The connections that create the collaborative platform for Rosebuds came from mutual connections with the local Community Futures cannabis program in the Kootenays that has helped many of the members, including Leblanc, to get licensed.
Jimi Holland, owner of Wholeland Enterprises in Kaslo BC, says he started looking at the micro licensing project in 2020, but it wasn’t until he worked with the local Community Futures chapter that he found a relatively even path into the licensing process.
“I discovered that Community Futures had a program to assist people to transition,” he explains. “Once I got hooked up with the Community Futures team, things started rolling really well.

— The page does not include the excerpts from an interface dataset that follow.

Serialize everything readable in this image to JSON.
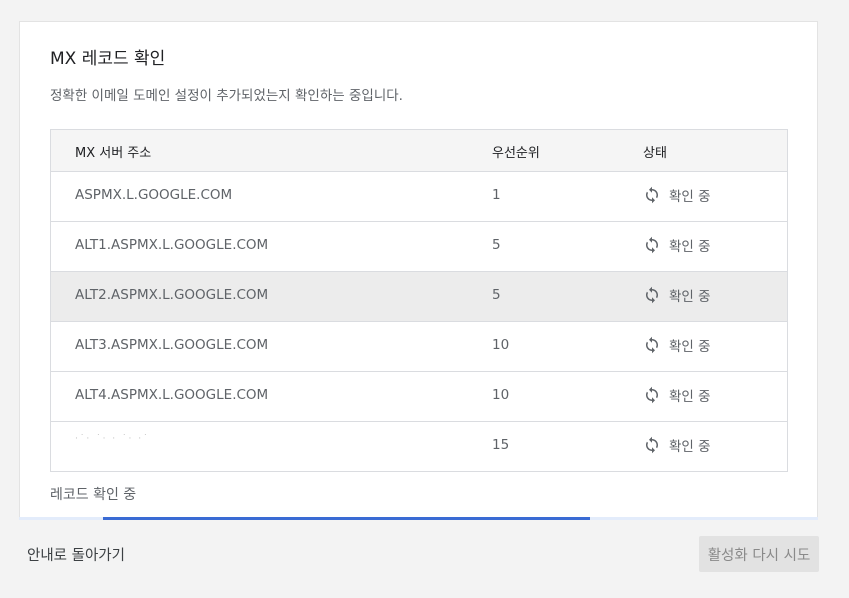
{
  "card": {
    "title": "MX 레코드 확인",
    "subtitle": "정확한 이메일 도메인 설정이 추가되었는지 확인하는 중입니다."
  },
  "table": {
    "headers": {
      "server": "MX 서버 주소",
      "priority": "우선순위",
      "status": "상태"
    },
    "rows": [
      {
        "server": "ASPMX.L.GOOGLE.COM",
        "priority": "1",
        "status": "확인 중"
      },
      {
        "server": "ALT1.ASPMX.L.GOOGLE.COM",
        "priority": "5",
        "status": "확인 중"
      },
      {
        "server": "ALT2.ASPMX.L.GOOGLE.COM",
        "priority": "5",
        "status": "확인 중"
      },
      {
        "server": "ALT3.ASPMX.L.GOOGLE.COM",
        "priority": "10",
        "status": "확인 중"
      },
      {
        "server": "ALT4.ASPMX.L.GOOGLE.COM",
        "priority": "10",
        "status": "확인 중"
      },
      {
        "server": "",
        "priority": "15",
        "status": "확인 중"
      }
    ]
  },
  "status_text": "레코드 확인 중",
  "progress": {
    "start_fraction": 0.105,
    "end_fraction": 0.714,
    "color": "#3a6bd4"
  },
  "footer": {
    "back_label": "안내로 돌아가기",
    "retry_label": "활성화 다시 시도"
  },
  "icons": {
    "status_icon": "refresh-icon"
  }
}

It was excellent.”
But once licensed, Holland says one of his major concerns was figuring out how he would sell his product after hearing this was a challenge for other outdoor growers, especially micros.
“The real weak link for me was finding a market. But through Community Futures I found out that Che was starting a bit of an informal working group, so I started talking with them, and Che was able to get me genetics and said he could find buyers. So far it’s going pretty good.”

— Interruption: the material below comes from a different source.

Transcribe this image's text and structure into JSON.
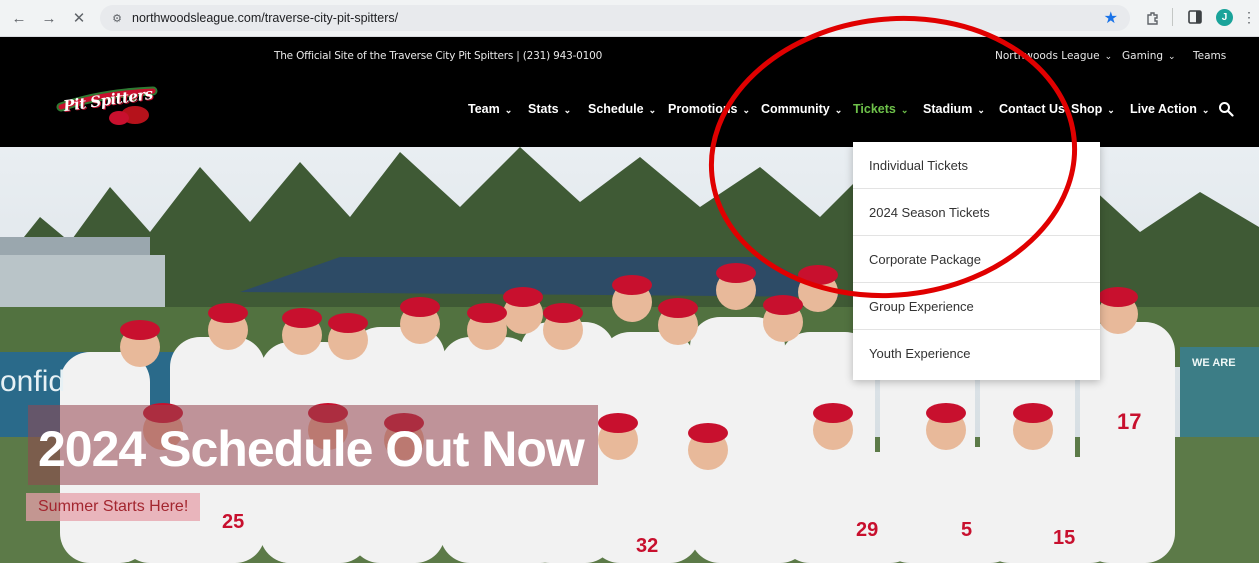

The expectation is for crops to come down in September and October, and then be processed for extraction for use in topicals and eventually vape carts. The strain they’re all growing is Sarah’s Secret, a creation of Leblanc’s, and one he says grows well in the Kootenay region checking all the boxes.
Although the plan for this year is to work with another processor to get to market, long-term they plan to be processing in a facility just outside Nelson that is being developed by some of those who had been involved in the Kootenay Community Futures program.
Shannon Ross, who played a key role in helping many of the Rose Buddies members, and others, get their micro cultivation licences, is also one of the people behind this processing facility, Antidote, which they hope to have licensed in 2022—in time to process for local growers like Rose Buddies. LeBlanc and Rosebud Cannabis Farms is also a 25% owner of Antidote.
“Getting an outdoor licence isn’t as difficult as some people think it is,” says Ross. “The difficult part is how you sell it and where it goes and what it goes into. So this is a regional strategy of how we can create a retail pathway for farmers, whether they’re indoor or outdoor.”
“So part of the challenge that people have been facing is not having huge volumes of cannabis to go into one particular product. So what we have found is if we have several outdoor micro cultivators, if they’re all growing different types and batches and there’s no consistency, those are some challenges that a lot of the outdoor growers have had.”
The intense local focus of the Community Futures Program helped birth the Rose Buddies program, she says.
“There’s a lot of collaboration that just started to happen naturally, and Rose Buddies kind of naturally grew out of that,” she says. “Having a community of people to ask questions and help each other out and recognizing the challenges that a lot of the outdoor growers have in getting to market. Because it’s one thing to grow cannabis, it’s another to get it to market.”
Kalibri Wetsch at Green Wynds in Crawford Bay, another outdoor micro taking part in the Rose Buddies program, echoes that feeling of community collaboration. She and her partner James Wood have been gardening on their plot of land for over a decade and met Leblanc last year through mutual friends and the Community Futures program.
“I had been to Che’s farm to help with harvest last year and then I learned about Rose Buddies through the Community Futures program and it all came together,” she says. “Somehow we all just started meeting every week and it just made sense to all learn from each other and support each other, and also find a way into the market. It’s pretty tough for an outdoor micro to enter the market.”